Try it:
Read through the listing below, and copy every line where the string "this" appears.

The data:

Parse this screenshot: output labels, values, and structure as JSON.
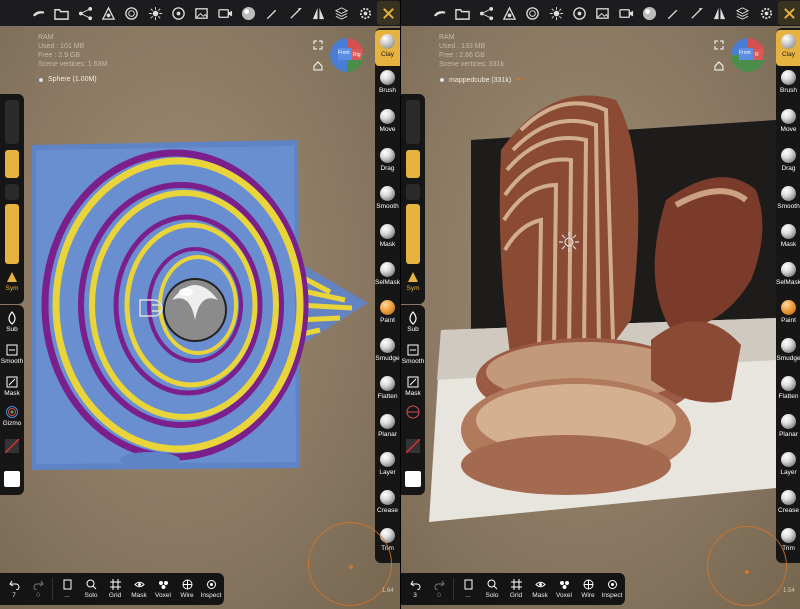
{
  "top_toolbar": {
    "icons": [
      "open-icon",
      "folder-icon",
      "scene-icon",
      "shapes-icon",
      "mesh-icon",
      "sun-icon",
      "camera-icon",
      "image-icon",
      "video-icon",
      "material-icon",
      "brush-icon",
      "stroke-icon",
      "symmetry-icon",
      "layers-icon",
      "settings-icon",
      "tools-icon"
    ]
  },
  "left_view": {
    "scene_info": {
      "line1": "RAM",
      "line2": "Used : 101 MB",
      "line3": "Free : 2.9 GB",
      "line4": "Scene vertices: 1.63M"
    },
    "mesh_name": "Sphere (1.00M)",
    "cube": {
      "front": "Front",
      "side": "Rig"
    },
    "sym_label": "Sym",
    "sub_label": "Sub",
    "smooth_label": "Smooth",
    "mask_label": "Mask",
    "gizmo_label": "Gizmo",
    "undo_count": "7",
    "redo_count": "0",
    "zoom_value": "1.64"
  },
  "right_view": {
    "scene_info": {
      "line1": "RAM",
      "line2": "Used : 133 MB",
      "line3": "Free : 2.66 GB",
      "line4": "Scene vertices: 331k"
    },
    "mesh_name": "mappedcube (331k)",
    "cube": {
      "front": "Front",
      "side": "R"
    },
    "sym_label": "Sym",
    "sub_label": "Sub",
    "smooth_label": "Smooth",
    "mask_label": "Mask",
    "undo_count": "3",
    "redo_count": "0",
    "zoom_value": "1.54"
  },
  "tools": [
    {
      "label": "Clay",
      "active": true
    },
    {
      "label": "Brush"
    },
    {
      "label": "Move"
    },
    {
      "label": "Drag"
    },
    {
      "label": "Smooth"
    },
    {
      "label": "Mask"
    },
    {
      "label": "SelMask"
    },
    {
      "label": "Paint"
    },
    {
      "label": "Smudge"
    },
    {
      "label": "Flatten"
    },
    {
      "label": "Planar"
    },
    {
      "label": "Layer"
    },
    {
      "label": "Crease"
    },
    {
      "label": "Trim"
    }
  ],
  "bottom": {
    "file_label": "...",
    "solo": "Solo",
    "grid": "Grid",
    "mask": "Mask",
    "voxel": "Voxel",
    "wire": "Wire",
    "inspect": "Inspect"
  },
  "colors": {
    "accent": "#e6b340",
    "ring": "#d4762a",
    "spiral_yellow": "#e9d43a",
    "spiral_purple": "#7a1f8c",
    "plane_blue": "#5e84c6"
  }
}
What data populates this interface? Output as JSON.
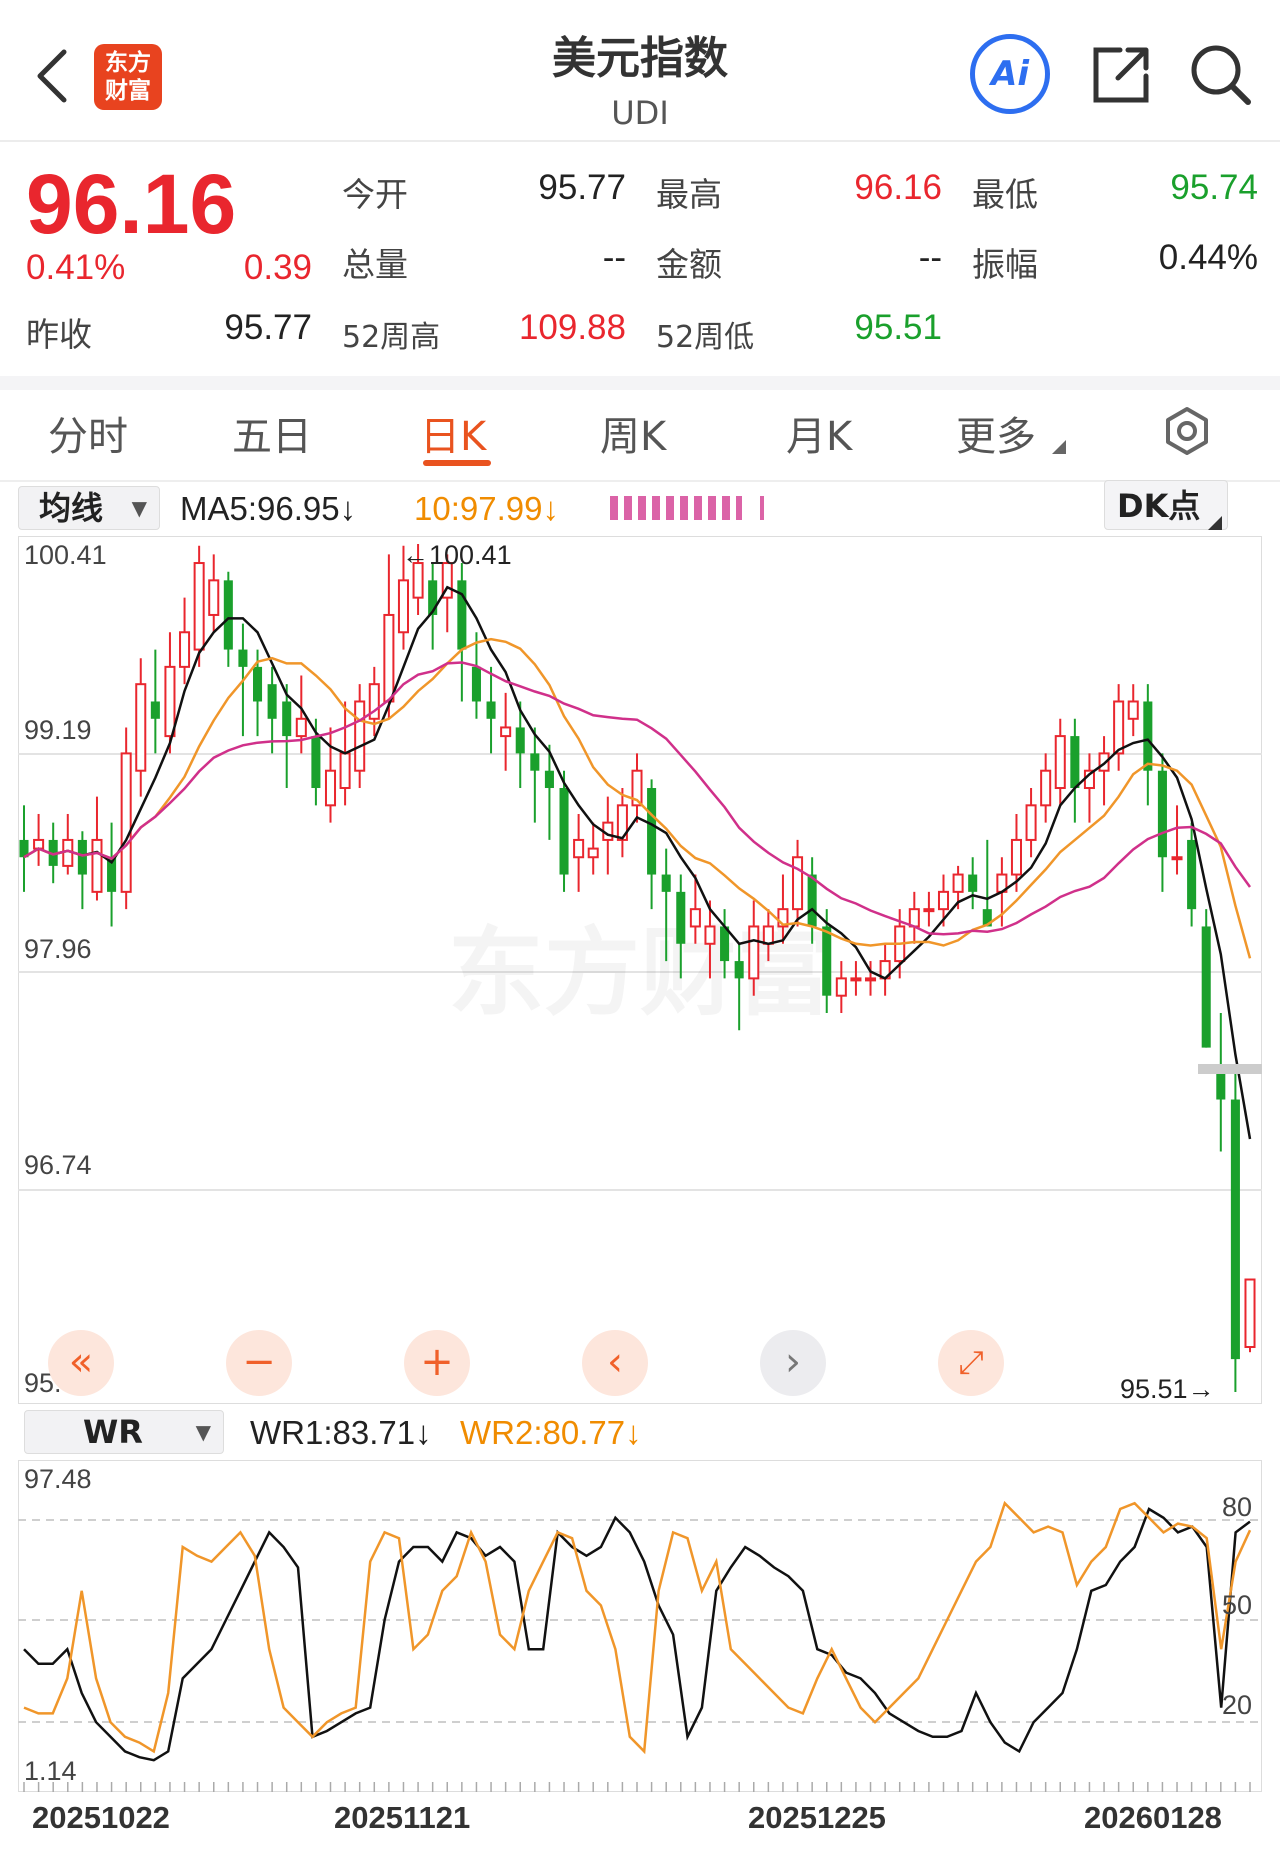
{
  "header": {
    "title": "美元指数",
    "subtitle": "UDI",
    "logo_text_1": "东方",
    "logo_text_2": "财富",
    "ai_label": "Ai"
  },
  "quote": {
    "price": "96.16",
    "change_pct": "0.41%",
    "change": "0.39",
    "prev_close_label": "昨收",
    "prev_close": "95.77",
    "open_label": "今开",
    "open": "95.77",
    "high_label": "最高",
    "high": "96.16",
    "low_label": "最低",
    "low": "95.74",
    "volume_label": "总量",
    "volume": "--",
    "amount_label": "金额",
    "amount": "--",
    "amplitude_label": "振幅",
    "amplitude": "0.44%",
    "w52_high_label": "52周高",
    "w52_high": "109.88",
    "w52_low_label": "52周低",
    "w52_low": "95.51"
  },
  "tabs": [
    {
      "label": "分时"
    },
    {
      "label": "五日"
    },
    {
      "label": "日K"
    },
    {
      "label": "周K"
    },
    {
      "label": "月K"
    },
    {
      "label": "更多"
    }
  ],
  "main_indicator": {
    "selector": "均线",
    "ma5": "MA5:96.95↓",
    "ma10": "10:97.99↓",
    "dk_button": "DK点"
  },
  "main_axis": {
    "ticks": [
      "100.41",
      "99.19",
      "97.96",
      "96.74",
      "95.51"
    ],
    "max_marker": "←100.41",
    "min_marker": "95.51→"
  },
  "sub_indicator": {
    "selector": "WR",
    "wr1": "WR1:83.71↓",
    "wr2": "WR2:80.77↓",
    "axis_top": "97.48",
    "axis_bottom": "1.14",
    "levels": [
      "80",
      "50",
      "20"
    ]
  },
  "dates": [
    "20251022",
    "20251121",
    "20251225",
    "20260128"
  ],
  "colors": {
    "up": "#e9262e",
    "down": "#1aa02c",
    "accent": "#e9531f",
    "ma5": "#111111",
    "ma10": "#f0962a",
    "ma20": "#d0308a"
  },
  "chart_data": {
    "type": "candlestick",
    "ylim": [
      95.51,
      100.41
    ],
    "candles": [
      [
        98.7,
        98.6,
        98.9,
        98.4
      ],
      [
        98.65,
        98.7,
        98.85,
        98.55
      ],
      [
        98.7,
        98.55,
        98.8,
        98.45
      ],
      [
        98.55,
        98.7,
        98.85,
        98.5
      ],
      [
        98.7,
        98.5,
        98.75,
        98.3
      ],
      [
        98.4,
        98.7,
        98.95,
        98.35
      ],
      [
        98.6,
        98.4,
        98.8,
        98.2
      ],
      [
        98.4,
        99.2,
        99.35,
        98.3
      ],
      [
        99.1,
        99.6,
        99.75,
        98.95
      ],
      [
        99.5,
        99.4,
        99.8,
        99.2
      ],
      [
        99.3,
        99.7,
        99.9,
        99.2
      ],
      [
        99.7,
        99.9,
        100.1,
        99.6
      ],
      [
        99.8,
        100.3,
        100.4,
        99.7
      ],
      [
        100.0,
        100.2,
        100.35,
        99.9
      ],
      [
        100.2,
        99.8,
        100.25,
        99.7
      ],
      [
        99.8,
        99.7,
        99.95,
        99.3
      ],
      [
        99.7,
        99.5,
        99.8,
        99.3
      ],
      [
        99.6,
        99.4,
        99.7,
        99.2
      ],
      [
        99.5,
        99.3,
        99.6,
        99.0
      ],
      [
        99.3,
        99.4,
        99.65,
        99.2
      ],
      [
        99.3,
        99.0,
        99.4,
        98.9
      ],
      [
        98.9,
        99.1,
        99.35,
        98.8
      ],
      [
        99.0,
        99.2,
        99.5,
        98.9
      ],
      [
        99.1,
        99.5,
        99.6,
        99.0
      ],
      [
        99.4,
        99.6,
        99.7,
        99.3
      ],
      [
        99.5,
        100.0,
        100.35,
        99.4
      ],
      [
        99.9,
        100.2,
        100.4,
        99.8
      ],
      [
        100.1,
        100.3,
        100.41,
        100.0
      ],
      [
        100.2,
        100.0,
        100.3,
        99.8
      ],
      [
        100.1,
        100.3,
        100.35,
        99.9
      ],
      [
        100.2,
        99.8,
        100.3,
        99.5
      ],
      [
        99.7,
        99.5,
        99.9,
        99.4
      ],
      [
        99.5,
        99.4,
        99.7,
        99.2
      ],
      [
        99.3,
        99.35,
        99.55,
        99.1
      ],
      [
        99.35,
        99.2,
        99.5,
        99.0
      ],
      [
        99.2,
        99.1,
        99.35,
        98.8
      ],
      [
        99.1,
        99.0,
        99.25,
        98.7
      ],
      [
        99.0,
        98.5,
        99.1,
        98.4
      ],
      [
        98.6,
        98.7,
        98.85,
        98.4
      ],
      [
        98.6,
        98.65,
        98.8,
        98.5
      ],
      [
        98.7,
        98.8,
        98.95,
        98.5
      ],
      [
        98.7,
        98.9,
        99.0,
        98.6
      ],
      [
        98.9,
        99.1,
        99.2,
        98.8
      ],
      [
        99.0,
        98.5,
        99.05,
        98.3
      ],
      [
        98.5,
        98.4,
        98.65,
        98.0
      ],
      [
        98.4,
        98.1,
        98.5,
        97.9
      ],
      [
        98.2,
        98.3,
        98.5,
        98.1
      ],
      [
        98.1,
        98.2,
        98.35,
        97.9
      ],
      [
        98.2,
        98.0,
        98.3,
        97.9
      ],
      [
        98.0,
        97.9,
        98.1,
        97.6
      ],
      [
        97.9,
        98.2,
        98.35,
        97.8
      ],
      [
        98.1,
        98.2,
        98.3,
        98.0
      ],
      [
        98.2,
        98.3,
        98.5,
        98.1
      ],
      [
        98.3,
        98.6,
        98.7,
        98.2
      ],
      [
        98.5,
        98.2,
        98.6,
        98.1
      ],
      [
        98.2,
        97.8,
        98.3,
        97.7
      ],
      [
        97.8,
        97.9,
        98.0,
        97.7
      ],
      [
        97.9,
        97.9,
        98.0,
        97.8
      ],
      [
        97.9,
        97.9,
        98.0,
        97.8
      ],
      [
        97.9,
        98.0,
        98.1,
        97.8
      ],
      [
        98.0,
        98.2,
        98.3,
        97.9
      ],
      [
        98.2,
        98.3,
        98.4,
        98.1
      ],
      [
        98.3,
        98.3,
        98.4,
        98.2
      ],
      [
        98.3,
        98.4,
        98.5,
        98.2
      ],
      [
        98.4,
        98.5,
        98.55,
        98.3
      ],
      [
        98.5,
        98.4,
        98.6,
        98.3
      ],
      [
        98.3,
        98.2,
        98.7,
        98.2
      ],
      [
        98.4,
        98.5,
        98.6,
        98.2
      ],
      [
        98.5,
        98.7,
        98.85,
        98.4
      ],
      [
        98.7,
        98.9,
        99.0,
        98.6
      ],
      [
        98.9,
        99.1,
        99.2,
        98.8
      ],
      [
        99.0,
        99.3,
        99.4,
        98.9
      ],
      [
        99.3,
        99.0,
        99.4,
        98.8
      ],
      [
        99.0,
        99.1,
        99.2,
        98.8
      ],
      [
        99.1,
        99.2,
        99.3,
        98.9
      ],
      [
        99.2,
        99.5,
        99.6,
        99.1
      ],
      [
        99.4,
        99.5,
        99.6,
        99.3
      ],
      [
        99.5,
        99.1,
        99.6,
        98.9
      ],
      [
        99.1,
        98.6,
        99.2,
        98.4
      ],
      [
        98.6,
        98.6,
        98.9,
        98.5
      ],
      [
        98.7,
        98.3,
        98.8,
        98.2
      ],
      [
        98.2,
        97.5,
        98.3,
        97.5
      ],
      [
        97.4,
        97.2,
        97.7,
        96.9
      ],
      [
        97.2,
        95.7,
        97.4,
        95.51
      ],
      [
        95.77,
        96.16,
        96.16,
        95.74
      ]
    ],
    "wr1": [
      40,
      35,
      35,
      40,
      25,
      15,
      10,
      5,
      3,
      2,
      5,
      30,
      35,
      40,
      50,
      60,
      70,
      80,
      75,
      68,
      10,
      12,
      15,
      18,
      20,
      50,
      70,
      75,
      75,
      70,
      80,
      78,
      72,
      75,
      70,
      40,
      40,
      80,
      75,
      72,
      75,
      85,
      80,
      70,
      55,
      45,
      10,
      20,
      60,
      68,
      75,
      72,
      68,
      65,
      60,
      40,
      38,
      32,
      30,
      25,
      18,
      15,
      12,
      10,
      10,
      12,
      25,
      15,
      8,
      5,
      15,
      20,
      25,
      40,
      60,
      62,
      70,
      75,
      88,
      85,
      80,
      82,
      75,
      20,
      80,
      83.71
    ],
    "wr2": [
      20,
      18,
      18,
      30,
      60,
      30,
      15,
      10,
      8,
      5,
      25,
      75,
      72,
      70,
      75,
      80,
      72,
      40,
      20,
      15,
      10,
      15,
      18,
      20,
      70,
      80,
      78,
      40,
      45,
      60,
      65,
      80,
      70,
      45,
      40,
      60,
      70,
      80,
      78,
      60,
      55,
      40,
      10,
      5,
      60,
      80,
      78,
      60,
      70,
      40,
      35,
      30,
      25,
      20,
      18,
      30,
      40,
      30,
      20,
      15,
      20,
      25,
      30,
      40,
      50,
      60,
      70,
      75,
      90,
      85,
      80,
      82,
      80,
      62,
      70,
      75,
      88,
      90,
      85,
      80,
      83,
      82,
      78,
      40,
      70,
      80.77
    ]
  }
}
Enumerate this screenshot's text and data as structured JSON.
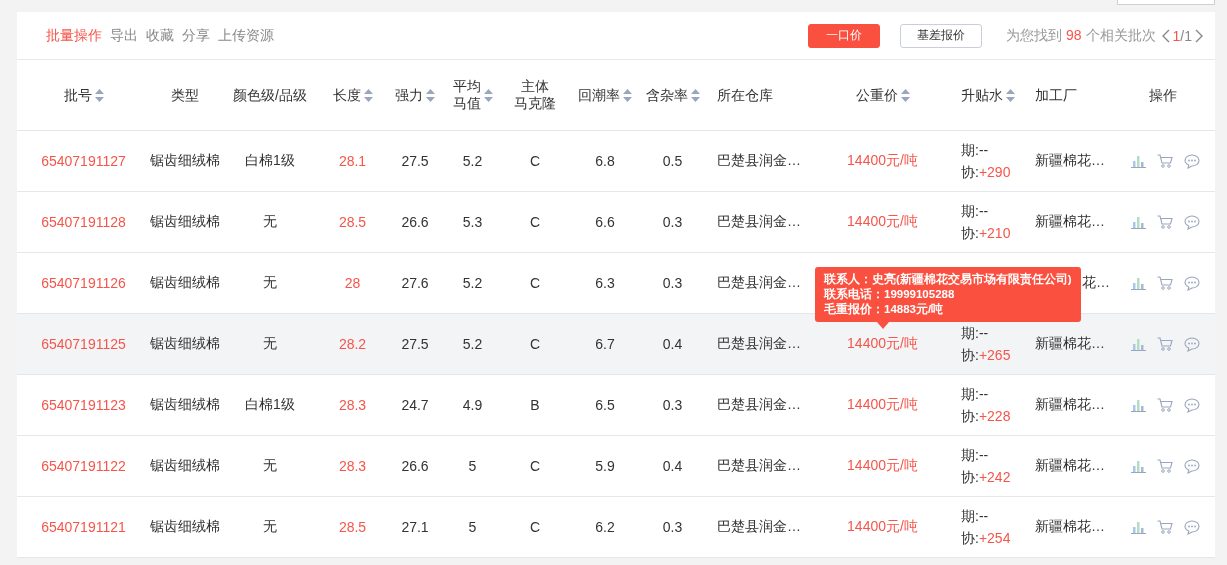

Exercise solution:
Parse this screenshot: output labels, values, and structure as JSON.
What data populates this interface? Output as JSON.
Enumerate this screenshot's text and data as structured JSON.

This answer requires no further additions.